How do I approach my new boss about giving me more responsibilities?

I got a new job and have officially been there for 5 weeks now. My actual title is service coordinator/ billing and payroll clerk. So far, my new boss has only taught me how to open the mail, and post the bills into a file that I then email to her so that she can actually post them into Quicken. This process literally takes me maybe 10 minutes so the rest of the day (7 hours, 50 minutes) of my day is spent reading books. I am extremely bored but she is a control freak (she screams at her employees when they don't do EXACTLY as she wants), likes to change the rules to fit her mood of the day, and won't let me do anymore of the tasks. Do you think I should try to talk to her about this or should I look for a new job?

Asked By: frustratedtonoend - 8/1/2008
Best Answer - Chosen by Asker
It's all about trust. I am a boss myself and when someone is new you don't always have time to train them they way you would like. What I appreciate is when a new person watches what I do and asks if they can help. Even if it is a little thing. I figure that whatever they can do is one more minute I have to spend on... More
Answered By: Payroll Guy - 8/2/2008
Additional Answers (5)
I would stick it out for a bit. 5 weeks is not very long, and will look horrible on your resume. Take your time and observe. You never know what might come your way if you keep your eyes open. Do your job well and bide your time. If nothing happens for you, you can always look elsewhere. Don't be hasty.
Answered By: vic91106 - 8/1/2008
Well I would do both. Talk to her AND look for a new job. If prospective employers ask you why you are leaving your job after only 5 weeks, simply state that you are looking for more of a challenge.
Answered By: my nickname is nickname - 8/1/2008
just reading that was painful. Not that new jobs are easy to find, but I would start looking.
Answered By: yorweerd - 8/1/2008
Show him how much you are worth on the open market. Tell him you are looking for another job and unless you get higher pay and more responsibility, you are gone. Worked for me a few times.
Answered By: steves95008 - 8/1/2008
Definitely tell her that your tasks don't take you all day and that you would like to learn some new tasks. It can't be in the interest of the company to have you sit there and read. If she is unreasonable and won't listen at least you got a lot of time to check the job websites on the computer for a new job.. xx but... More
Answered By: Vera Gabriele - 8/2/2008
Sponsored results
Over 483 Local Jobs Now Hiring In Your Area. $18-$87/Hr - Apply Today!
Click. Search. Apply. Free!
Jobs hiring near your local area. Part-time, Full-time, Work at home.
Sobre 287 Trabajos en tu area. $15-87/hora - Aplica Ahora.
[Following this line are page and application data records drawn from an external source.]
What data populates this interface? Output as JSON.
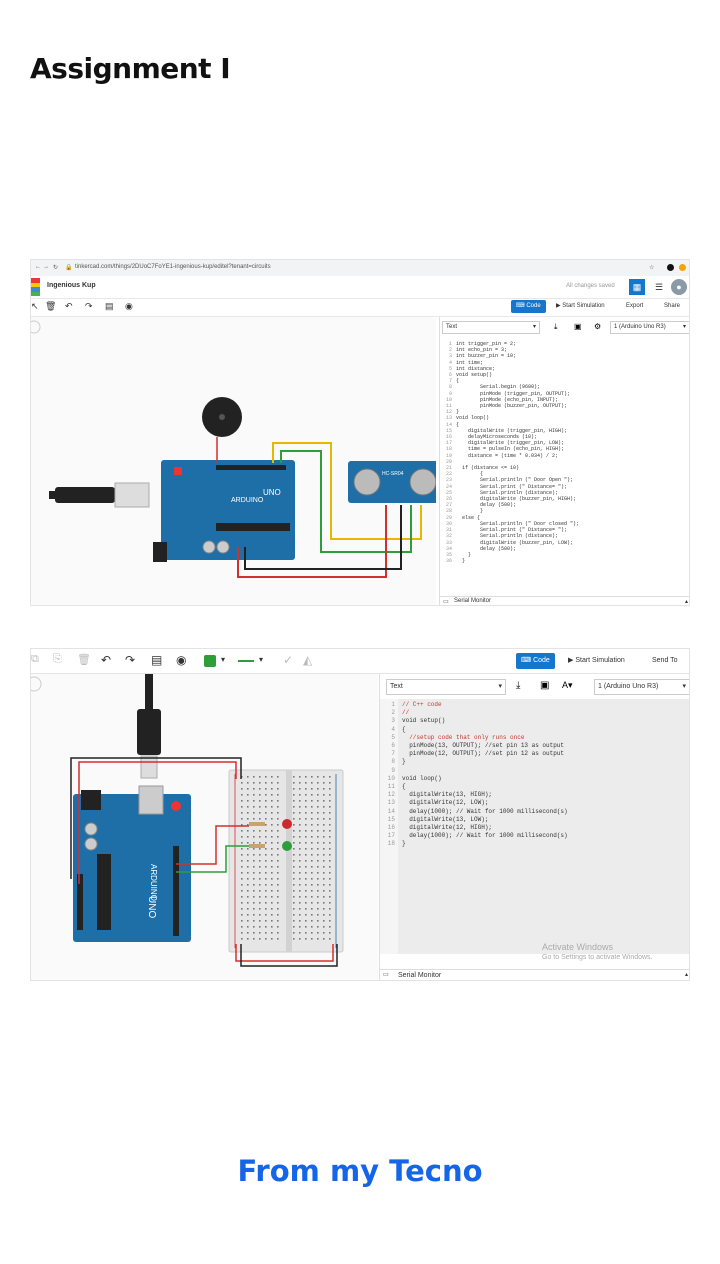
{
  "page": {
    "heading": "Assignment I",
    "footer": "From my Tecno"
  },
  "shot1": {
    "url": "tinkercad.com/things/2DUoC7FoYE1-ingenious-kup/editel?tenant=circuits",
    "project_name": "Ingenious Kup",
    "saved_status": "All changes saved",
    "code_button": "Code",
    "start_simulation": "Start Simulation",
    "export": "Export",
    "share": "Share",
    "mode_select": "Text",
    "board_select": "1 (Arduino Uno R3)",
    "serial_monitor": "Serial Monitor",
    "sensor_label": "HC-SR04",
    "board_brand": "ARDUINO",
    "board_model": "UNO",
    "code_lines": [
      "int trigger_pin = 2;",
      "int echo_pin = 3;",
      "int buzzer_pin = 10;",
      "int time;",
      "int distance;",
      "void setup()",
      "{",
      "        Serial.begin (9600);",
      "        pinMode (trigger_pin, OUTPUT);",
      "        pinMode (echo_pin, INPUT);",
      "        pinMode (buzzer_pin, OUTPUT);",
      "}",
      "void loop()",
      "{",
      "    digitalWrite (trigger_pin, HIGH);",
      "    delayMicroseconds (10);",
      "    digitalWrite (trigger_pin, LOW);",
      "    time = pulseIn (echo_pin, HIGH);",
      "    distance = (time * 0.034) / 2;",
      "",
      "  if (distance <= 10)",
      "        {",
      "        Serial.println (\" Door Open \");",
      "        Serial.print (\" Distance= \");",
      "        Serial.println (distance);",
      "        digitalWrite (buzzer_pin, HIGH);",
      "        delay (500);",
      "        }",
      "  else {",
      "        Serial.println (\" Door closed \");",
      "        Serial.print (\" Distance= \");",
      "        Serial.println (distance);",
      "        digitalWrite (buzzer_pin, LOW);",
      "        delay (500);",
      "    }",
      "  }"
    ]
  },
  "shot2": {
    "code_button": "Code",
    "start_simulation": "Start Simulation",
    "send_to": "Send To",
    "mode_select": "Text",
    "board_select": "1 (Arduino Uno R3)",
    "serial_monitor": "Serial Monitor",
    "activate_title": "Activate Windows",
    "activate_sub": "Go to Settings to activate Windows.",
    "board_brand": "ARDUINO",
    "board_model": "UNO",
    "code_lines": [
      "// C++ code",
      "//",
      "void setup()",
      "{",
      "  //setup code that only runs once",
      "  pinMode(13, OUTPUT); //set pin 13 as output",
      "  pinMode(12, OUTPUT); //set pin 12 as output",
      "}",
      "",
      "void loop()",
      "{",
      "  digitalWrite(13, HIGH);",
      "  digitalWrite(12, LOW);",
      "  delay(1000); // Wait for 1000 millisecond(s)",
      "  digitalWrite(13, LOW);",
      "  digitalWrite(12, HIGH);",
      "  delay(1000); // Wait for 1000 millisecond(s)",
      "}"
    ]
  },
  "colors": {
    "footer": "#1565e8",
    "board": "#1e6ea8",
    "accent": "#1476cc",
    "wire_red": "#d32f2f",
    "wire_green": "#2e9e3a",
    "wire_yellow": "#e6b800"
  }
}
Other Career Questions

What is your current job? Why did you choose this job? What do you enjoy about your job? What do you dislike about your job? What would be your perfect job? Would you rather have this j...
3 answers - Asked By: drop pants not bombs!.♥ - 3/2/2010
Where are the jobs? Is productivity and globalization creating a permanent “recession” of jobs? My main issue is I am doing a paper for school and have no idea where to begin. I was hoping suggestions...
4 answers - Asked By: bayebd24【ツ】 - 11/21/2007
Hi ok im 19 and about to start college to do an acess course into a university. Ive been browsing through all the courses and im tottaly stuck! I thought politics but im scared ill end up with some r...
1 answers - Asked By: roseparkerly - 1/26/2009

Content is not owned or controlled by Monster. Any content concerns should be addressed with Yahoo!
Yahoo! Does not evaluate or guarantee the accuracy of any Yahoo! Answers content. Yahoo! Disclaimer.

Popular Articles

Best-Paying Work-from-Home Jobs Article Rating
It’s easier than ever to work from home. Of course, not every job is a mobile job, and some companies aren’t interested in having their employees work from home.
2013 Marketing Jobs Outlook Article Rating
The US may be facing another year of anemic hiring overall, but that won't be the case in the high-orbit world of multichannel, digital media marketing.
For Employers: Post Jobs | Search Resumes | Advertise
About Monster | Work for Monster | Advertise with Us | AdChoices | Partner with Us | Investor Relations | Social Media
Terms of Use | Privacy Center | Accessibility Center | Help | Security | Contact Us | Sitemap | Mobile
©2014 Monster - All Rights Reserved U.S. Patents No. 5,832,497; 7,599,930 B1; 7,827,125 and 7,836,060 MWW - Looking for Monster Cable? - V: 2014.1.40.24-220